    Here is my recipe for simple survival: coffee for you, learning to embrace the chaos (dirty dishes, pee on the floor, and screaming children) and let go of the guilt, and the simple reminder that the kids learn a lesson each day, even if that lesson is that Mommy is only human and cannot do it all.

  2. Thanks Michelle, there seems to be a safety in numbers feeling. I would have never believed how difficult this was until now. I'm hoping after the move we will get a better schedule going. That plus school + dance will provide the companionship to Hannah I know she needs, plus give me a break from guilt!

  3. Meg,

    I think the only thing you forgot to mention is it would also have been helpful to have a course on how to control your inner rage when some unknowing family member or friend says, "So, what do you do all day?"

    I've been a SAHM now for 4+ years, and have 2 beautiful children. I have a B.S. as well and I left a great job to be a SAHM when my daughter was born. Other than missing my paycheck on occasion, I haven't looked back. I don't pretend to have any easy answer or a formula that makes things easier.

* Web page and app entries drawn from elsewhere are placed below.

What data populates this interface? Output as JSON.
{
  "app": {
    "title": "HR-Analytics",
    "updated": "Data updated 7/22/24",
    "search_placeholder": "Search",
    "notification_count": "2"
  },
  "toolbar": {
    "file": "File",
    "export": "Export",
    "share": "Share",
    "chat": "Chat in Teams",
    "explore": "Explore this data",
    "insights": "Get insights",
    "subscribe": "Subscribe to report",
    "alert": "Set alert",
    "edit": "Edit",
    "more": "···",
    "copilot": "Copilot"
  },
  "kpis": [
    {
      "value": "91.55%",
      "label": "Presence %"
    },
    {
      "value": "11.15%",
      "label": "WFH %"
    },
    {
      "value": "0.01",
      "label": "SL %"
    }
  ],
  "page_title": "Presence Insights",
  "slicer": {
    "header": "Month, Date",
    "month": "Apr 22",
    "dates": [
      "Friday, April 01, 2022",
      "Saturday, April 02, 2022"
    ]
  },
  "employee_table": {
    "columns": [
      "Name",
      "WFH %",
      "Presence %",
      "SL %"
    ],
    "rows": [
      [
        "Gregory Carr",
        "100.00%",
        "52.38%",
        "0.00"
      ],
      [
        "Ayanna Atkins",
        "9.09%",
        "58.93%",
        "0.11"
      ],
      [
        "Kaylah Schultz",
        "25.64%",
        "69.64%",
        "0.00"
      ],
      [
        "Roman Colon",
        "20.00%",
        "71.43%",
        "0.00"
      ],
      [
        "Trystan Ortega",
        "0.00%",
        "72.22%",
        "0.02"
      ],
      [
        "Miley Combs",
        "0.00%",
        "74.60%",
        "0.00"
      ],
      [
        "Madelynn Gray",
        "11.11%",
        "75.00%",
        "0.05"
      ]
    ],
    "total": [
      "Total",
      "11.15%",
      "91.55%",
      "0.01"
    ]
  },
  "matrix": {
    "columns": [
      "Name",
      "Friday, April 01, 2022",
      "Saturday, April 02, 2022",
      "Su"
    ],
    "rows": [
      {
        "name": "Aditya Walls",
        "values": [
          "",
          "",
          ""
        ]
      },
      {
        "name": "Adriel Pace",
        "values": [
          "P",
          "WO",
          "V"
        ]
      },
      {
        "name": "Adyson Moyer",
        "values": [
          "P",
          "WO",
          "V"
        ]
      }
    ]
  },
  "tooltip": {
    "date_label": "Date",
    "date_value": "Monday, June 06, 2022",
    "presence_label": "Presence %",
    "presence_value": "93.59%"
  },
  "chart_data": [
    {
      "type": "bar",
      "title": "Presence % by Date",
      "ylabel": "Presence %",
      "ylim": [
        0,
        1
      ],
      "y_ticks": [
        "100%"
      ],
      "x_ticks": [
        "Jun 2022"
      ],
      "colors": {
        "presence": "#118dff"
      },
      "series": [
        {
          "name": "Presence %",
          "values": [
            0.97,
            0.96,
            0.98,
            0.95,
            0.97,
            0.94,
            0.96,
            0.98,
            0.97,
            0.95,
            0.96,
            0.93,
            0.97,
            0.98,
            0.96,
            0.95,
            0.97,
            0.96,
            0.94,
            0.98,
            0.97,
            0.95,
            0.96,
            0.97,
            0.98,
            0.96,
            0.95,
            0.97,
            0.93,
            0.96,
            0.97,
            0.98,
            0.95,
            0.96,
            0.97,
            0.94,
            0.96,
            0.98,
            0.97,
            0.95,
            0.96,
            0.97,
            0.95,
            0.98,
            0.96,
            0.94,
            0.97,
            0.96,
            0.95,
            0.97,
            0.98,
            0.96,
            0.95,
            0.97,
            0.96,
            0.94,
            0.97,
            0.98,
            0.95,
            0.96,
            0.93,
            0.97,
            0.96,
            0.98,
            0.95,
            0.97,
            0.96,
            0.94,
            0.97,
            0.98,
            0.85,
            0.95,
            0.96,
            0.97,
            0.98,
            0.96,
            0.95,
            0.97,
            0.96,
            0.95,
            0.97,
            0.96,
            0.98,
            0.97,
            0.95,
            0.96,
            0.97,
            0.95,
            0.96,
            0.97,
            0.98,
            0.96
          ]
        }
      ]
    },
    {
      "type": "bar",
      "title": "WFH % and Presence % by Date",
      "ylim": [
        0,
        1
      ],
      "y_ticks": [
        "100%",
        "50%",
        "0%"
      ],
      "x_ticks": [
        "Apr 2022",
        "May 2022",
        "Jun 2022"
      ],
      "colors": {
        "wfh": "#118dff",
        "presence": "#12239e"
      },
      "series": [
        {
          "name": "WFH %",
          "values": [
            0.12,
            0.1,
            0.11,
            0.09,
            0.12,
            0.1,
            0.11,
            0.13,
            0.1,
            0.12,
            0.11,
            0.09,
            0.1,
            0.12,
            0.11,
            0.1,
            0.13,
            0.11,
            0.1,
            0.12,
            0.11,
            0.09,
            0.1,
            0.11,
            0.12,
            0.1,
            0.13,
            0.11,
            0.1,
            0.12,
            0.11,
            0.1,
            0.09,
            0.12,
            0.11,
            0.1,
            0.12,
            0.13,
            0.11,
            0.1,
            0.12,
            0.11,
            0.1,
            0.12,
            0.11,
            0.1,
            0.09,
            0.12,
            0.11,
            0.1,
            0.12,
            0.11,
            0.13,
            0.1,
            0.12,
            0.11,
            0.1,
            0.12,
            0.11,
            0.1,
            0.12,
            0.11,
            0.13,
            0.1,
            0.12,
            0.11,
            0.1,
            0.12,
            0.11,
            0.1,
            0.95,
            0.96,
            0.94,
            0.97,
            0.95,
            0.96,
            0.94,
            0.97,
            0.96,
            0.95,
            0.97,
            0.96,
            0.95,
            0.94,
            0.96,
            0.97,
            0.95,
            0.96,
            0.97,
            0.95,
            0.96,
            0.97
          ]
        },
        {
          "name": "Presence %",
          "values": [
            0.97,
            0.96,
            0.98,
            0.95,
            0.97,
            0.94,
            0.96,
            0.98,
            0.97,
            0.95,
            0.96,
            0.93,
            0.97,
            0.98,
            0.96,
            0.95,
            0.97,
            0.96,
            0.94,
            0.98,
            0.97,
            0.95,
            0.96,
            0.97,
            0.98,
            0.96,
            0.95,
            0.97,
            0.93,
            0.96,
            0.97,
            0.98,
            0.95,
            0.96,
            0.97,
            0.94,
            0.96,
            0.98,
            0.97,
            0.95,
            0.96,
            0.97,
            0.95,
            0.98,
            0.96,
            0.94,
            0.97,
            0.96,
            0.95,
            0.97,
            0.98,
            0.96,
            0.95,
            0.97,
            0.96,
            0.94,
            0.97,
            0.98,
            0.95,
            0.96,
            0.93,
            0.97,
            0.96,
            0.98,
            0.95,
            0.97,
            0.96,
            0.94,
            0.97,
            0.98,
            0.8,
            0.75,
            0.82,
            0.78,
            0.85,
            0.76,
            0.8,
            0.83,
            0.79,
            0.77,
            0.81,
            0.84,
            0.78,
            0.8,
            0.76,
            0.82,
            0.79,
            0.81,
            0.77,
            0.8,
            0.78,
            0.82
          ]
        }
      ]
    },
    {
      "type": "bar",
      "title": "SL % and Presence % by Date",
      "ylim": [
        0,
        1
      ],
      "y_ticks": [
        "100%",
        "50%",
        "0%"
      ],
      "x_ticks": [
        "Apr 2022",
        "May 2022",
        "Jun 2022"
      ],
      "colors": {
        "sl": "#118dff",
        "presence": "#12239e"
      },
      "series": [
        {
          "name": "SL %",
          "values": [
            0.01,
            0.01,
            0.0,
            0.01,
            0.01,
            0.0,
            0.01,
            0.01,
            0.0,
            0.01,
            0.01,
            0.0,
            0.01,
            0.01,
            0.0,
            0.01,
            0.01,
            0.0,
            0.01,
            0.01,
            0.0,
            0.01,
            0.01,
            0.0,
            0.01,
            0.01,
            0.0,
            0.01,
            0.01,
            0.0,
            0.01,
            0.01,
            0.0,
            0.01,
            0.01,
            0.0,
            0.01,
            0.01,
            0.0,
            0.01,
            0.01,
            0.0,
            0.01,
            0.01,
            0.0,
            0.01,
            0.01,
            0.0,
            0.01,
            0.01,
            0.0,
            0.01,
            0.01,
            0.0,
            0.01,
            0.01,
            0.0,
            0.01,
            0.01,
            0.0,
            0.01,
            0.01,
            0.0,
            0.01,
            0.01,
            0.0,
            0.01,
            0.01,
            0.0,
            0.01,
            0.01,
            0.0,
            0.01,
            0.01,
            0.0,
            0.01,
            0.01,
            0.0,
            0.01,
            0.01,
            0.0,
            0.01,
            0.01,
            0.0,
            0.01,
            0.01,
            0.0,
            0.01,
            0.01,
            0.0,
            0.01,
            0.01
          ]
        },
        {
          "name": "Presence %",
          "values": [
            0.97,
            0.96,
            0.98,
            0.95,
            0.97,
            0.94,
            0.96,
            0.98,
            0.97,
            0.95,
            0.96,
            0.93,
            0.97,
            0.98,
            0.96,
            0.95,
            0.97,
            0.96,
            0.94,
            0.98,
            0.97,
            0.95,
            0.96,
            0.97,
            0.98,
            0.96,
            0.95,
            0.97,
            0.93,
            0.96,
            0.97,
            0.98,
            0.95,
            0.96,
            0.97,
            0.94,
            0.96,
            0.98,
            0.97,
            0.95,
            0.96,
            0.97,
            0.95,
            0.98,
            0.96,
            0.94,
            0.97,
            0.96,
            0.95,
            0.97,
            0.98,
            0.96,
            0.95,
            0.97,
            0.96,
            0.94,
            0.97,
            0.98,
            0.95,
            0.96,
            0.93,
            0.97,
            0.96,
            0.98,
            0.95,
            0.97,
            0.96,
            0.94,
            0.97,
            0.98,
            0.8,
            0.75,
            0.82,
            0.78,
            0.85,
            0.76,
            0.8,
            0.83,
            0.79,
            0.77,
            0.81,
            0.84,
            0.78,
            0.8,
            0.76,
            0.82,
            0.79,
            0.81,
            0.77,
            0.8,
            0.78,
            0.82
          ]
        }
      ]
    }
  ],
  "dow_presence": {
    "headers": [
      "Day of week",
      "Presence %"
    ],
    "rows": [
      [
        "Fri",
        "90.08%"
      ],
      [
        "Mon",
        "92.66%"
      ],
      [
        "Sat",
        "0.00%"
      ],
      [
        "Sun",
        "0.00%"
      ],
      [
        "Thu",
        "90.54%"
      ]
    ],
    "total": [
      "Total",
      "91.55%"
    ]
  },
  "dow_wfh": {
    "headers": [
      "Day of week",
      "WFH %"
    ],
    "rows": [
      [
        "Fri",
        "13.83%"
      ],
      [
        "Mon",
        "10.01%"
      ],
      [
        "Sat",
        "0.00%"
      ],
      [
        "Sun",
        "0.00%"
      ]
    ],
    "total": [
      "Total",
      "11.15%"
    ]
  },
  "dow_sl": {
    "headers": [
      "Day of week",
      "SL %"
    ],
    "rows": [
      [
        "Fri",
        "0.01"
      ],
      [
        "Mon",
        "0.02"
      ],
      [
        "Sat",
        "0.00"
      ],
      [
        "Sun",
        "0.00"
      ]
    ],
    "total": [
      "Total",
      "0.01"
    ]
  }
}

    I can say that in time, you will likely begin to realize that it's okay if your home isn't perfect. It's okay if the laundry is behind. It's even okay if dinner is late.

    As my oldest embarks on preschool this year, I am overwhelmed by how quickly the years have passed, though many of the days seemed endless. I worry I haven't spent the time I'd like to preparing her for the world and playing and making memories.

    But, I take comfort in knowing my decision to make my kids my career has given me an opportunity to be there when I otherwise couldn't have been. And, in the end, I hope that matters more than the laundry (because if not, I'm in trouble!).

  4. Thanks Donna! I agree with you about the "what do you do all day" question. Its 100x harder than any day job I have ever held. NYC & PA!

    I truly can't stand the mess but I think the fact that we are moving & Im backing up our home is a huge reason for the messiness.

    The days pass to fast. I cant believe Harrison is 3 months and Hannah is 3 yrs! I look at them and shed tears sometimes knowing they are growing up before my very eyes. But at least I get to see it every day. That is a blessing.

  5. I don't think anyone has the job down, and you, my dear, are doing a wonderful, marvelous job! You are probably too hard on yourself. If I were juggling as much as you are, I'd have totally lost my mind. I completely agree with Michelle's advice above. Hugs!

  6. Teresa - you are so right. Its the most responsibility you can give a person. I want to make sure I teach them and love them and help them enter the world strong and happy. WHOA, no pressure!